JNCASR has a utility store, which sells toiletries and sundry eatables. Apparently, you can’t get omelet there. Because people who are vegetarian have complained/ might complain about it. Or something. Anubhab Roy wrote to the student committee asking if something couldn’t be done about this. His arguments fell on deaf ears. Obviously, then, I had to say something. Here’s what I wrote to the student committee:
Anubhab Roy sent me a copy of his missive asking why the utility centre cannot serve omelets. He made the point that an institution cannot go around banning things some section of its residents don’t like. I am told his plaint is going to go unheard.

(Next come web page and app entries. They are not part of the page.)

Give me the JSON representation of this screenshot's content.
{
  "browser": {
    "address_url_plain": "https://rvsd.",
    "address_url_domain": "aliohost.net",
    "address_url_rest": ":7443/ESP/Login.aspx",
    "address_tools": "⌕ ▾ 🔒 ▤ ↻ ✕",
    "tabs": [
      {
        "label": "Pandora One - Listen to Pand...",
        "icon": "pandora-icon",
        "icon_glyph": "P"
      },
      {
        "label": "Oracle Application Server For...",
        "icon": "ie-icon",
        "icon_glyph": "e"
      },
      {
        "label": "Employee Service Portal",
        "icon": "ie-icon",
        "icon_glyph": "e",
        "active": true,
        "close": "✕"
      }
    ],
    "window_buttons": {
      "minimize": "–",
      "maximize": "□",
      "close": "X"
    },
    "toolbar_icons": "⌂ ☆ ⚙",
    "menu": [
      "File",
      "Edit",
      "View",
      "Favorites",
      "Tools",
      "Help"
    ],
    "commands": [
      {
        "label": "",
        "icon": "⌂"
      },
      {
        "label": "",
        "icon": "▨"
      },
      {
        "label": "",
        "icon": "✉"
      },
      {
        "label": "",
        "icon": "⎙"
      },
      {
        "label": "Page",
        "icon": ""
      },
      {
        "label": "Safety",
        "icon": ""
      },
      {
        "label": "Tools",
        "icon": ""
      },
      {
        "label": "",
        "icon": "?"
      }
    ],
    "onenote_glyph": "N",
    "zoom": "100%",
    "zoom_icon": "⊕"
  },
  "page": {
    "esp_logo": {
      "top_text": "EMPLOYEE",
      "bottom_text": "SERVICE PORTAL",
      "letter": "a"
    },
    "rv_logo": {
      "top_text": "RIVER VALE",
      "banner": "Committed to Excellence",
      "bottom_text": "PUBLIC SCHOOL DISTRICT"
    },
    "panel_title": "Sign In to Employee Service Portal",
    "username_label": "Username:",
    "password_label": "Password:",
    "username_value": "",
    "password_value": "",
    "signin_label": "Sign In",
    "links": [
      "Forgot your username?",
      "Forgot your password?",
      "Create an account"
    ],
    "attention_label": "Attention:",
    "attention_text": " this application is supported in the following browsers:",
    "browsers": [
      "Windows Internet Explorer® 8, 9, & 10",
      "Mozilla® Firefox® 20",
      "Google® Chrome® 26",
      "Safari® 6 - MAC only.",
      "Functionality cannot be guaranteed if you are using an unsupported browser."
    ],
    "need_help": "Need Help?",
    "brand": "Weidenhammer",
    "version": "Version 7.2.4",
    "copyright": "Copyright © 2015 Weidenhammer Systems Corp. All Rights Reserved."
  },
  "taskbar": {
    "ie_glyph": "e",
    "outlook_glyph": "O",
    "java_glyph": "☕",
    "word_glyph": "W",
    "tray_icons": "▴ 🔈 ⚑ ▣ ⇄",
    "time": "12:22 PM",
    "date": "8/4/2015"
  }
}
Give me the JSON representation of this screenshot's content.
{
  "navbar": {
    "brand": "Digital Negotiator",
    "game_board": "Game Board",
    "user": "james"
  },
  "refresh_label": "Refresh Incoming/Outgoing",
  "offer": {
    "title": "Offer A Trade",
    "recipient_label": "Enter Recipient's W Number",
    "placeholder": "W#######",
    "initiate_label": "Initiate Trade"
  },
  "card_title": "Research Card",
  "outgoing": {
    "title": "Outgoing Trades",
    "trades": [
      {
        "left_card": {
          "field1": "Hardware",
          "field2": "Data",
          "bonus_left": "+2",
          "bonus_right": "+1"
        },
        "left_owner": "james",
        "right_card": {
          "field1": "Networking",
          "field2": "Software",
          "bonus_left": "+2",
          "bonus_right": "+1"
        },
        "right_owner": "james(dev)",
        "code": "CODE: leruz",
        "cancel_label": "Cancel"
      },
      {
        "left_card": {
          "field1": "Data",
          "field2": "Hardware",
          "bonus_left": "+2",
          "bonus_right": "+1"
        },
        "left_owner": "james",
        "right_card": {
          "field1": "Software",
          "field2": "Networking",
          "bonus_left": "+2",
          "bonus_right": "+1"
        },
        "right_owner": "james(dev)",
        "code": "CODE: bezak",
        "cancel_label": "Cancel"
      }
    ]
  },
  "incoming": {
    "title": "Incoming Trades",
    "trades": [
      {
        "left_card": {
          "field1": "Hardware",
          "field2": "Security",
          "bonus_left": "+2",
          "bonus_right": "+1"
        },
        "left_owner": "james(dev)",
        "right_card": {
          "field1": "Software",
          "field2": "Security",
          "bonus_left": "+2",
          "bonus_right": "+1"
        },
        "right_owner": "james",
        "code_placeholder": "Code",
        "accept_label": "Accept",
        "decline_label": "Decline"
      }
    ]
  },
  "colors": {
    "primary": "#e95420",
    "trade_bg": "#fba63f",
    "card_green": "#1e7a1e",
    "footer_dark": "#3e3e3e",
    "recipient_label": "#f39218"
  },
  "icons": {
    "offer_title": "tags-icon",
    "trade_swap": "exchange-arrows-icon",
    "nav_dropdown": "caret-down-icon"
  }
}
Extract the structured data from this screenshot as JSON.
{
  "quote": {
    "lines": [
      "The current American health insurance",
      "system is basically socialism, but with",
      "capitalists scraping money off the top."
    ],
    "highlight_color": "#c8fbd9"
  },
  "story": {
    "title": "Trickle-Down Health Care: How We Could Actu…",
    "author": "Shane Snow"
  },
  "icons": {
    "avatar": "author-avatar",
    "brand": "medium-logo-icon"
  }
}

I disagree with Anubhab Roy. And I’m glad the administration at JNCASR has taken the pragmatic path of respecting people’s rights to stick to their principles in the face of overwhelming common sense.
I am a Pastafarian, and the central tenet of my faith is that flour should only be used to make noodly shapes. Shaping flour in any other way is unclean, disrespectful, and sacrilegious. I have had to bear with chappatis and bread at breakfast, lunch, and dinner, in the mess and indeed in the utility store all my life.
It isn’t just that they want to serve chappatis and bread; they also insist on using the same utensils for chappatis as for noodles. They also insist on displaying the toaster in full view of the food-queue.
Now that I have seen the pragmatism of the student committee and the rest of the administration at JNC, however, I can finally hope that these wrongs will be righted.
I would, left to myself, do away with chappatis altogether, but I get that I live in a community. I just want my faith to not be compromised. I appeal to you to respect my right to my faith – the faith of hundreds of thousands of people across the world.
I hope, therefore, that you will ensure that the utensils used for chappatis are not used for noodles, and that the toaster is moved to behind the washing machines.
I thank you and hope that you will kindly oblige.